Specifically, this Article focuses on the impact of immigration law on grandparent-headed families. A growing problem facing many of these households is the grandparent caregiver's immigration status. Many grandparent caregivers are undocumented immigrants who face the ever present, and increasing, threat of deportation. Such deportation can be devastating for their U.S. citizen grandchildren. The Immigration and Nationality Act, which controls who may enter and remain in the United States, contains exceptions to deportation. One such exception is the "hardship" exception, which authorizes cancellation of the removal of a deportable alien if such removal would cause hardship to a category of persons, defined in the statute as consisting of the "alien's spouse, parent, or child, who is a citizen of the United States or an alien lawfully admitted for permanent residence." Grandchildren are absent from this list and, consequently, courts have found grandparents are ineligible for cancellation of removal.
This Article argues that, given the unique circumstances that typically lead to the assumption of primary caregiving by grandparents, the hardship exception should be amended to make grandparents eligible for cancellation of removal. It further argues that such a change will have a significant and beneficial impact despite the extremely high bar for cancellation of removal and the infrequency with which it is granted in the case of parental deportations. As this Article will demonstrate, the circumstances surrounding grandparent caregiving are often quite different from parental caregiving. Grandparents are likely to assume caregiving only after the child has already undergone significant hardship; they are typically the last relative caregivers before a child is placed in foster care and they usually do not have legal custody and thus cannot take their grandchildren with them if deported. Cancellation of removal in parental deportation cases is almost unheard of, but if grandparents qualified for cancellation of removal they might frequently meet the criteria for such relief.

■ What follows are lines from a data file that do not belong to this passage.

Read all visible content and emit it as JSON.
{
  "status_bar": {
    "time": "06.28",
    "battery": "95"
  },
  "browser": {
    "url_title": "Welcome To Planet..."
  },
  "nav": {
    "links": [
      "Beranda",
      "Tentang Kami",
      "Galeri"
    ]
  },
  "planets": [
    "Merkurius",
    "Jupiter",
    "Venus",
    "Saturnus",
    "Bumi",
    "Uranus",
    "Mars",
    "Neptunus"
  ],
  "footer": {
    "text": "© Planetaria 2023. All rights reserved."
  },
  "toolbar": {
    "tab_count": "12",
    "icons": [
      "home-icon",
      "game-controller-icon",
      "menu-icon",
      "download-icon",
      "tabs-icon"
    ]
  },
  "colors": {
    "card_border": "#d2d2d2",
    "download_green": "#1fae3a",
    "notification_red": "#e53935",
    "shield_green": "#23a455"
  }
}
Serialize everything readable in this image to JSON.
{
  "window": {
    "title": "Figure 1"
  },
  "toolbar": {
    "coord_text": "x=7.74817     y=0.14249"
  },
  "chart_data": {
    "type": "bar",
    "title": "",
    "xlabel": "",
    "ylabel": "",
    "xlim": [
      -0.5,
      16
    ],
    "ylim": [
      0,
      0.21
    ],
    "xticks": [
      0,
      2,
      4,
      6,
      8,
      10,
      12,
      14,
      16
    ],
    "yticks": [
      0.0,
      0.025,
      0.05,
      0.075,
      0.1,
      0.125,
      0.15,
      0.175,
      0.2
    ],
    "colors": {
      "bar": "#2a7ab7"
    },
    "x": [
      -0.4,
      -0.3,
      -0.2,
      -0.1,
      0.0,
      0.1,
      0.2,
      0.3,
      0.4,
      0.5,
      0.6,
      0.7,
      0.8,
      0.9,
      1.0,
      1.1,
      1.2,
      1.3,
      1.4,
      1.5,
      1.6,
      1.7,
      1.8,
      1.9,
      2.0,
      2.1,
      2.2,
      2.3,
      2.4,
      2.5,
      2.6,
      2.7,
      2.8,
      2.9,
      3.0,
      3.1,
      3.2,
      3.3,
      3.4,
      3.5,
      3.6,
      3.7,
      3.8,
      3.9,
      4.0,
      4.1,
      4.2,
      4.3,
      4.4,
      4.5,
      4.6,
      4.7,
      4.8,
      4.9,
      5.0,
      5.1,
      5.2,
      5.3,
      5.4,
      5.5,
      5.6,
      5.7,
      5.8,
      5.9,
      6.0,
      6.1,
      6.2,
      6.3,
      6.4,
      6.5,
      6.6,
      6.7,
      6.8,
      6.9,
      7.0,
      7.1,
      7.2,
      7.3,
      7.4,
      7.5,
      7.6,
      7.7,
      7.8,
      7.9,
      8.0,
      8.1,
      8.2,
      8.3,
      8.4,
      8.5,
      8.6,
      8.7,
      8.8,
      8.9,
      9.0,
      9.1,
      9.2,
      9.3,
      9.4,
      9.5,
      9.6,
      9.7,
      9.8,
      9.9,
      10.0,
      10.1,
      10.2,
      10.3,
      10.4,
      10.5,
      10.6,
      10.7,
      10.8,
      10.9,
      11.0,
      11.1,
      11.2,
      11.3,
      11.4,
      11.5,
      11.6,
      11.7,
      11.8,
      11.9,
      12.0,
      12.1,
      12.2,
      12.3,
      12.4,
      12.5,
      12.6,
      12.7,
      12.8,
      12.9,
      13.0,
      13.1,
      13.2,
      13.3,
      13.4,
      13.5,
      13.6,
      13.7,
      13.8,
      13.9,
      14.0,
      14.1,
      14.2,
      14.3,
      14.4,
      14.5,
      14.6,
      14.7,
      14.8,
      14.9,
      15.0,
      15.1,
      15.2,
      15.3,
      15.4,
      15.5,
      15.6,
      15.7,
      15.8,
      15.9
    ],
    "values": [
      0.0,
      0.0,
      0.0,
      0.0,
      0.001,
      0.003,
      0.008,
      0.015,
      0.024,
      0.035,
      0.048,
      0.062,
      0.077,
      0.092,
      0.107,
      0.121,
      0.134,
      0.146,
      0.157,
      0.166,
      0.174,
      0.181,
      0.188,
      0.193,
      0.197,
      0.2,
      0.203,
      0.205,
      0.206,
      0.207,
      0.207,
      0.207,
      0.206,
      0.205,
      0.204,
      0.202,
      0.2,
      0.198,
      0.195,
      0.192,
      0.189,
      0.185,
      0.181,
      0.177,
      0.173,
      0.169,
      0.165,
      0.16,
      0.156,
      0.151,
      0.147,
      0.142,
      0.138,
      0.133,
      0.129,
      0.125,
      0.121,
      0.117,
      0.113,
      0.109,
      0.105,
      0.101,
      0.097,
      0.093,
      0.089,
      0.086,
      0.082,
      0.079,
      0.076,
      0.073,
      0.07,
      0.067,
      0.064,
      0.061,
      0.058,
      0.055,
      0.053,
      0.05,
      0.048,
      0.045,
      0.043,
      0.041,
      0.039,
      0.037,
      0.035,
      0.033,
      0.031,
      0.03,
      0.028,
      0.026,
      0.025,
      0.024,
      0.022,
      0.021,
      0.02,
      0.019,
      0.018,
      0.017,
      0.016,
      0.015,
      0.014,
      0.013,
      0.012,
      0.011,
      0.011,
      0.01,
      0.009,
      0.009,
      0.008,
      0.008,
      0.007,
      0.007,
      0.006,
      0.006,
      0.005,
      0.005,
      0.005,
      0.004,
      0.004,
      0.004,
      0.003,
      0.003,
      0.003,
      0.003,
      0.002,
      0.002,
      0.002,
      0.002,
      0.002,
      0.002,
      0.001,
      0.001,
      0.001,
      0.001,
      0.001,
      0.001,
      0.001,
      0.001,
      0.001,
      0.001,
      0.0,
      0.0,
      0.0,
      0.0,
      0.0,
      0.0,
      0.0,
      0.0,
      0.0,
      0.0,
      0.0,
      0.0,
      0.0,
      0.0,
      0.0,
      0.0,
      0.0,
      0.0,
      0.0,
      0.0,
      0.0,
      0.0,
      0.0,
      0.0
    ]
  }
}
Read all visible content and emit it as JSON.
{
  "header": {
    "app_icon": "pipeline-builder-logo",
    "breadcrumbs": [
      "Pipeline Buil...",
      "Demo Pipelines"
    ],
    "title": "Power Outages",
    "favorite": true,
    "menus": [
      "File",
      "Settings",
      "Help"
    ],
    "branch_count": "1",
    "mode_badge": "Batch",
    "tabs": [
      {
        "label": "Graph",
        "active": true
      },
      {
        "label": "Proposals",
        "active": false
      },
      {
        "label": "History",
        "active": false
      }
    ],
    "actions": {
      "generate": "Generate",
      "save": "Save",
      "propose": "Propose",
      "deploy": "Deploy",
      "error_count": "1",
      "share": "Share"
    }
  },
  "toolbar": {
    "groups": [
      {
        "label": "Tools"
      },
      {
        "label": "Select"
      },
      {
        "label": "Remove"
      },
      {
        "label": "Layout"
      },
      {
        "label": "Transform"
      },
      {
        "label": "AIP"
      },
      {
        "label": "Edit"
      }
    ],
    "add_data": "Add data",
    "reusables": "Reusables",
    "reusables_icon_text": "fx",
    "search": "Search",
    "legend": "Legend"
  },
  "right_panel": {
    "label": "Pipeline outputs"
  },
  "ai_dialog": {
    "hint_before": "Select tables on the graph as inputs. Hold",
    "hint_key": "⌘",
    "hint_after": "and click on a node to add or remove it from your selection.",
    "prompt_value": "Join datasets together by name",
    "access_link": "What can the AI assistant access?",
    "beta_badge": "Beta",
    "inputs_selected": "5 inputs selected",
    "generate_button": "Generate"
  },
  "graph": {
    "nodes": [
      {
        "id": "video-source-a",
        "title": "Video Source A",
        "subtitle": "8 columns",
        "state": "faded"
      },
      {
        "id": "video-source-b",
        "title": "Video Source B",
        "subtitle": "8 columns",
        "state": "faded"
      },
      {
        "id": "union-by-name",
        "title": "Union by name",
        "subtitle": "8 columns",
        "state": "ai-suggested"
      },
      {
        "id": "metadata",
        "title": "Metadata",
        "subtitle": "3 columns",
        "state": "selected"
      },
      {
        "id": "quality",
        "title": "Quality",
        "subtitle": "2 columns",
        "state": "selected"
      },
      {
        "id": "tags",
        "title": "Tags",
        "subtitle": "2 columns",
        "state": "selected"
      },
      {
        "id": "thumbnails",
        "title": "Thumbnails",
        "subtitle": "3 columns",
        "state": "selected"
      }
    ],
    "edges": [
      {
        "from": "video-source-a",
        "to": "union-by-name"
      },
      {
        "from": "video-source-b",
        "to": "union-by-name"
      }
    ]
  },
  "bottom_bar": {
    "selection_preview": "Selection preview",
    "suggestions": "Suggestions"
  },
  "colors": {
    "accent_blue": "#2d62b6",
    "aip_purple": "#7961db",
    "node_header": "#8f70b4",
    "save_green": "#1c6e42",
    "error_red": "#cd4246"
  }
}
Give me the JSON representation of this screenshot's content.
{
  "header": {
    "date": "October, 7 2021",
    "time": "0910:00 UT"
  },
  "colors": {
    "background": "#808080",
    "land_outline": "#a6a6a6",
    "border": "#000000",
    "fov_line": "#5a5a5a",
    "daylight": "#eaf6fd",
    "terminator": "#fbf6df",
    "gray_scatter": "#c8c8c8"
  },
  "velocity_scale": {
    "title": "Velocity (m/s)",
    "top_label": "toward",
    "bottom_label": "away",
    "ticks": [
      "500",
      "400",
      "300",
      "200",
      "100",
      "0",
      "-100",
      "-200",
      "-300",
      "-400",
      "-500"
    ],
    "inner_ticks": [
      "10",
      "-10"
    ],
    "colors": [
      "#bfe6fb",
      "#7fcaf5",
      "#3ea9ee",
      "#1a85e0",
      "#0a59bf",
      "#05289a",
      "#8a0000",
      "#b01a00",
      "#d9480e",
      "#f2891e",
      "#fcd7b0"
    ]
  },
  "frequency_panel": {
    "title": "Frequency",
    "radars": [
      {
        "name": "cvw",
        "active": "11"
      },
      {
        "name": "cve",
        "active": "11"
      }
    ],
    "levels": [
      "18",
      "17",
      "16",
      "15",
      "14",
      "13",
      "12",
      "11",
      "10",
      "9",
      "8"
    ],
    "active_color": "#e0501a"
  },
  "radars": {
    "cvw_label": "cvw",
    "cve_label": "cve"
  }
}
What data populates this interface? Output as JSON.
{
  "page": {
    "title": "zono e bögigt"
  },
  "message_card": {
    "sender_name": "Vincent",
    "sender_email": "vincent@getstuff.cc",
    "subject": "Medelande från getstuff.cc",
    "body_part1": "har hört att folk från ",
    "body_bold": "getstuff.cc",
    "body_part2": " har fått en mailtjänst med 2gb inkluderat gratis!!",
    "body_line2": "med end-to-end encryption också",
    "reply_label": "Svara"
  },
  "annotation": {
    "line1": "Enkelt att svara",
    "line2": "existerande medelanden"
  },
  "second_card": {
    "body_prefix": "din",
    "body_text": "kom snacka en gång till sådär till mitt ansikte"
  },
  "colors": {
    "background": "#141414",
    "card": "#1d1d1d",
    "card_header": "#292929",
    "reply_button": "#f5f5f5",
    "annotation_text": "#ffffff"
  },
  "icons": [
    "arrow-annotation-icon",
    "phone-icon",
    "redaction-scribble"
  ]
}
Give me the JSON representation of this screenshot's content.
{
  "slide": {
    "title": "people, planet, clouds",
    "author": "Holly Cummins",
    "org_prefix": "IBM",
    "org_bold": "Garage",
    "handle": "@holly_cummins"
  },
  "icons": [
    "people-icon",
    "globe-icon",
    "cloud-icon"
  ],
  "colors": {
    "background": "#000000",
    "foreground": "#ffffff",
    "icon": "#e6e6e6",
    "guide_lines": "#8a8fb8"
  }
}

This work, copyright © 2009 by Marcia Zug, was originally published in the UC Davis Law Review, vol. 43, pp. 193-252, copyright © 2009 by The Regents of the University of California. All rights reserved. Reprinted with permission.

Name at Time of Publication: Marcia Zug